origamibirds_MFYour financial institution may be the heart of its community, but once the conversation goes online, does your bank follow?

The Financial Brand published a piece earlier this week on the 5 LinkedIn Myths Bankers Need to Shake, detailing research from consulting firm St. Meyer & Hubbard and marketing technology firm kadince.com that found that more than half of banks forbid their bankers to craft relationships through LinkedIn.

This is just the latest study that highlights the problematic relationship between banks and social media. A year ago, Bank Director, in its 2013 Bank Board & Executive Survey, found that less than half of banks engage with customers through Facebook or Twitter.

Yes, there are risks in social media engagement, so your bank does need a plan. Your bank might not be on social media, but your customers are. Social media monitoring service mention says that the average company is mentioned 39 times a day and almost 300 times a week. Of these, few talk directly to the company — meaning that they won’t be talking to your bank, but they will be talking ABOUT your bank.

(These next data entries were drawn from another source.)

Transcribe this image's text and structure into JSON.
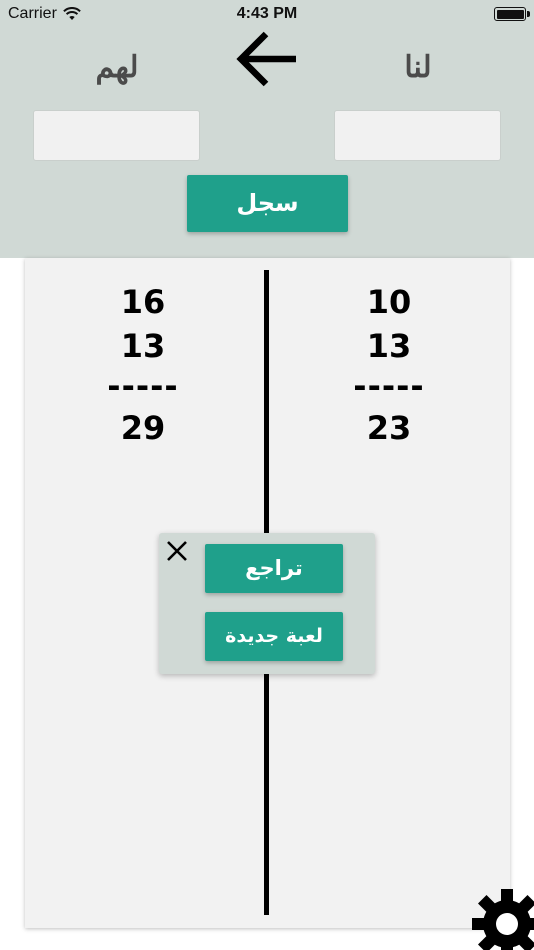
{
  "status_bar": {
    "carrier": "Carrier",
    "time": "4:43 PM",
    "wifi_icon": "wifi-icon",
    "battery_icon": "battery-icon"
  },
  "header": {
    "them_label": "لهم",
    "us_label": "لنا",
    "back_icon": "arrow-left-icon",
    "them_input": {
      "value": "",
      "placeholder": ""
    },
    "us_input": {
      "value": "",
      "placeholder": ""
    },
    "register_label": "سجل",
    "background_color": "#d0d9d5",
    "accent_color": "#1fa08b"
  },
  "scores": {
    "them": {
      "entries": [
        "16",
        "13"
      ],
      "separator": "-----",
      "total": "29"
    },
    "us": {
      "entries": [
        "10",
        "13"
      ],
      "separator": "-----",
      "total": "23"
    }
  },
  "popup": {
    "close_icon": "close-icon",
    "undo_label": "تراجع",
    "new_game_label": "لعبة جديدة"
  },
  "settings_icon": "gear-icon"
}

And in a today’s competitive environment, you might want to pay attention to the social media conversations that consumers are having about other banks in your market. According to Forbes, Verizon and AT&T are monitoring complaints about competitors like T-Mobile so they can reach out to these unhappy customers and offer their own services. Media Bistro examines this further, saying:

If you’re not using Twitter to listen to customers, you’re missing out on one of its most significant benefits. Since Twitter is an open network, you have the opportunity to use tools and search to discover what anyone is saying about any topic, in real time.

Verizon is focusing its efforts on those users that are seen as “influencers” – Twitter users that have a lot of followers. Who are the influencers in your community, and where are they? If they’re not on Twitter, they’re likely on LinkedIn, a social network built entirely around business leaders. Don’t you want to be where your customers are? Because it’s likely that your competitors will be.